→ **Assignment**: The data below is to be set down exactly.

────────────────────────────────────────

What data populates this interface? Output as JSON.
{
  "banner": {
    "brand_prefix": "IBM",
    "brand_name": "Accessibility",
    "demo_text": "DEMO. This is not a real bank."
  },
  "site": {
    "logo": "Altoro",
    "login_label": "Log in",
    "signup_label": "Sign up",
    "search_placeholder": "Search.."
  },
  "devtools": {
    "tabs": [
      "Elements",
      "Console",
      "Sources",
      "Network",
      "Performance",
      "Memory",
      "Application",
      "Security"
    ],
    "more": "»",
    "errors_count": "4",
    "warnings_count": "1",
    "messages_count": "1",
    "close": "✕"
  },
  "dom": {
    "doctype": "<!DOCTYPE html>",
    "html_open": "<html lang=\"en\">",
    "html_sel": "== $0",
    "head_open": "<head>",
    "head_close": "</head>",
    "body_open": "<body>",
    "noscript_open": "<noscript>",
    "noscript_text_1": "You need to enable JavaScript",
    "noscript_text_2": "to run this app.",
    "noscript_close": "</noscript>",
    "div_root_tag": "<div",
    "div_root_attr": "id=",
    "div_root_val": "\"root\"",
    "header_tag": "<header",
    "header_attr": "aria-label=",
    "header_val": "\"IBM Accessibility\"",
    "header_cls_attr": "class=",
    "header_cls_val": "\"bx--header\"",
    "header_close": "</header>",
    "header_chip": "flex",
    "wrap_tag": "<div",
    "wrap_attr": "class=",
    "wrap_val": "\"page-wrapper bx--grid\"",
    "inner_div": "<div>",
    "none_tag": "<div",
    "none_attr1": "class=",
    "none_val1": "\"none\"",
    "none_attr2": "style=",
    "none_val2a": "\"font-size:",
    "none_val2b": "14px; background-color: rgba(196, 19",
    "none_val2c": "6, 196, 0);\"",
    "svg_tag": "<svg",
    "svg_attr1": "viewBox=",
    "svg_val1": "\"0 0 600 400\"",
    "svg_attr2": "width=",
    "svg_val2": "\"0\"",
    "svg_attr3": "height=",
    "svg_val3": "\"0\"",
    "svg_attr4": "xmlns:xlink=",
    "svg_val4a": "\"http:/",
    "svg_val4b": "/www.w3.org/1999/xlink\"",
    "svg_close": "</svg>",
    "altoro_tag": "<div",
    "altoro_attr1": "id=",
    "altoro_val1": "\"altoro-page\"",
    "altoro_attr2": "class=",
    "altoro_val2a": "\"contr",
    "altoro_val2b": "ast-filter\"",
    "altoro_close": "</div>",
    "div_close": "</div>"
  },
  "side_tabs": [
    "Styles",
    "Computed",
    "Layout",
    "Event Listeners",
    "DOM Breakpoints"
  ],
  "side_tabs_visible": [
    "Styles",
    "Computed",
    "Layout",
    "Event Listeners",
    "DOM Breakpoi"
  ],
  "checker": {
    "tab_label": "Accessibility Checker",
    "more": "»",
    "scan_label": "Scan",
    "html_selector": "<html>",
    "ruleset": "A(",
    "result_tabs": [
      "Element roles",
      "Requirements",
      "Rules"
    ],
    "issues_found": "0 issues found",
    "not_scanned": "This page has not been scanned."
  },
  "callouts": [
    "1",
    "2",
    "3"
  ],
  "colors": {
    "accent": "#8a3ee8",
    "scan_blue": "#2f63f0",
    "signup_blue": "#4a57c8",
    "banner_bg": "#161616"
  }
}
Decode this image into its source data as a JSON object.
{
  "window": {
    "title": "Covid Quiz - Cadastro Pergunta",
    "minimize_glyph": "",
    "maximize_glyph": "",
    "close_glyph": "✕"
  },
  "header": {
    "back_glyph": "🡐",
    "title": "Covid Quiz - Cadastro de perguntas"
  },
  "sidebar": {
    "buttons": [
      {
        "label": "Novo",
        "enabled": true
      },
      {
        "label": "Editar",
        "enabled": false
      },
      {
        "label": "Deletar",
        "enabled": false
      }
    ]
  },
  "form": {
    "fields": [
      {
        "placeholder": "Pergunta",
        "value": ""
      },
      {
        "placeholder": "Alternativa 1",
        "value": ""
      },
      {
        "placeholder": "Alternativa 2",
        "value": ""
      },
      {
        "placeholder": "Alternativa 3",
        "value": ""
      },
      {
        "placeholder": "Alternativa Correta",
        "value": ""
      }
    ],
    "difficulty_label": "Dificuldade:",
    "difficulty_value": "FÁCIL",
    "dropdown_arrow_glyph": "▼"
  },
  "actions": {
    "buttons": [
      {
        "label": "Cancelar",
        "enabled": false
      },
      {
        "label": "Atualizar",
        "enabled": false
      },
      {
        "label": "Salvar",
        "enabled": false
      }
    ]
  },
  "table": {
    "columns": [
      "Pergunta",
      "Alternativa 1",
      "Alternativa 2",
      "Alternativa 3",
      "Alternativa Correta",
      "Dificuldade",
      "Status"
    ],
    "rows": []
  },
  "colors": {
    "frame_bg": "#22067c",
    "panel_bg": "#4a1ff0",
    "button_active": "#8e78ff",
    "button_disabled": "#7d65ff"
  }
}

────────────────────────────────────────

→ **Reply**:
What data populates this interface? Output as JSON.
{
  "banner": {
    "brand_prefix": "IBM",
    "brand_name": "Accessibility",
    "demo_text": "DEMO. This is not a real bank."
  },
  "site": {
    "logo": "Altoro",
    "login_label": "Log in",
    "signup_label": "Sign up",
    "search_placeholder": "Search.."
  },
  "devtools": {
    "tabs": [
      "Elements",
      "Console",
      "Sources",
      "Network",
      "Performance",
      "Memory",
      "Application",
      "Security"
    ],
    "more": "»",
    "errors_count": "4",
    "warnings_count": "1",
    "messages_count": "1",
    "close": "✕"
  },
  "dom": {
    "doctype": "<!DOCTYPE html>",
    "html_open": "<html lang=\"en\">",
    "html_sel": "== $0",
    "head_open": "<head>",
    "head_close": "</head>",
    "body_open": "<body>",
    "noscript_open": "<noscript>",
    "noscript_text_1": "You need to enable JavaScript",
    "noscript_text_2": "to run this app.",
    "noscript_close": "</noscript>",
    "div_root_tag": "<div",
    "div_root_attr": "id=",
    "div_root_val": "\"root\"",
    "header_tag": "<header",
    "header_attr": "aria-label=",
    "header_val": "\"IBM Accessibility\"",
    "header_cls_attr": "class=",
    "header_cls_val": "\"bx--header\"",
    "header_close": "</header>",
    "header_chip": "flex",
    "wrap_tag": "<div",
    "wrap_attr": "class=",
    "wrap_val": "\"page-wrapper bx--grid\"",
    "inner_div": "<div>",
    "none_tag": "<div",
    "none_attr1": "class=",
    "none_val1": "\"none\"",
    "none_attr2": "style=",
    "none_val2a": "\"font-size:",
    "none_val2b": "14px; background-color: rgba(196, 19",
    "none_val2c": "6, 196, 0);\"",
    "svg_tag": "<svg",
    "svg_attr1": "viewBox=",
    "svg_val1": "\"0 0 600 400\"",
    "svg_attr2": "width=",
    "svg_val2": "\"0\"",
    "svg_attr3": "height=",
    "svg_val3": "\"0\"",
    "svg_attr4": "xmlns:xlink=",
    "svg_val4a": "\"http:/",
    "svg_val4b": "/www.w3.org/1999/xlink\"",
    "svg_close": "</svg>",
    "altoro_tag": "<div",
    "altoro_attr1": "id=",
    "altoro_val1": "\"altoro-page\"",
    "altoro_attr2": "class=",
    "altoro_val2a": "\"contr",
    "altoro_val2b": "ast-filter\"",
    "altoro_close": "</div>",
    "div_close": "</div>"
  },
  "side_tabs": [
    "Styles",
    "Computed",
    "Layout",
    "Event Listeners",
    "DOM Breakpoints"
  ],
  "side_tabs_visible": [
    "Styles",
    "Computed",
    "Layout",
    "Event Listeners",
    "DOM Breakpoi"
  ],
  "checker": {
    "tab_label": "Accessibility Checker",
    "more": "»",
    "scan_label": "Scan",
    "html_selector": "<html>",
    "ruleset": "A(",
    "result_tabs": [
      "Element roles",
      "Requirements",
      "Rules"
    ],
    "issues_found": "0 issues found",
    "not_scanned": "This page has not been scanned."
  },
  "callouts": [
    "1",
    "2",
    "3"
  ],
  "colors": {
    "accent": "#8a3ee8",
    "scan_blue": "#2f63f0",
    "signup_blue": "#4a57c8",
    "banner_bg": "#161616"
  }
}
Decode this image into its source data as a JSON object.
{
  "window": {
    "title": "Covid Quiz - Cadastro Pergunta",
    "minimize_glyph": "",
    "maximize_glyph": "",
    "close_glyph": "✕"
  },
  "header": {
    "back_glyph": "🡐",
    "title": "Covid Quiz - Cadastro de perguntas"
  },
  "sidebar": {
    "buttons": [
      {
        "label": "Novo",
        "enabled": true
      },
      {
        "label": "Editar",
        "enabled": false
      },
      {
        "label": "Deletar",
        "enabled": false
      }
    ]
  },
  "form": {
    "fields": [
      {
        "placeholder": "Pergunta",
        "value": ""
      },
      {
        "placeholder": "Alternativa 1",
        "value": ""
      },
      {
        "placeholder": "Alternativa 2",
        "value": ""
      },
      {
        "placeholder": "Alternativa 3",
        "value": ""
      },
      {
        "placeholder": "Alternativa Correta",
        "value": ""
      }
    ],
    "difficulty_label": "Dificuldade:",
    "difficulty_value": "FÁCIL",
    "dropdown_arrow_glyph": "▼"
  },
  "actions": {
    "buttons": [
      {
        "label": "Cancelar",
        "enabled": false
      },
      {
        "label": "Atualizar",
        "enabled": false
      },
      {
        "label": "Salvar",
        "enabled": false
      }
    ]
  },
  "table": {
    "columns": [
      "Pergunta",
      "Alternativa 1",
      "Alternativa 2",
      "Alternativa 3",
      "Alternativa Correta",
      "Dificuldade",
      "Status"
    ],
    "rows": []
  },
  "colors": {
    "frame_bg": "#22067c",
    "panel_bg": "#4a1ff0",
    "button_active": "#8e78ff",
    "button_disabled": "#7d65ff"
  }
}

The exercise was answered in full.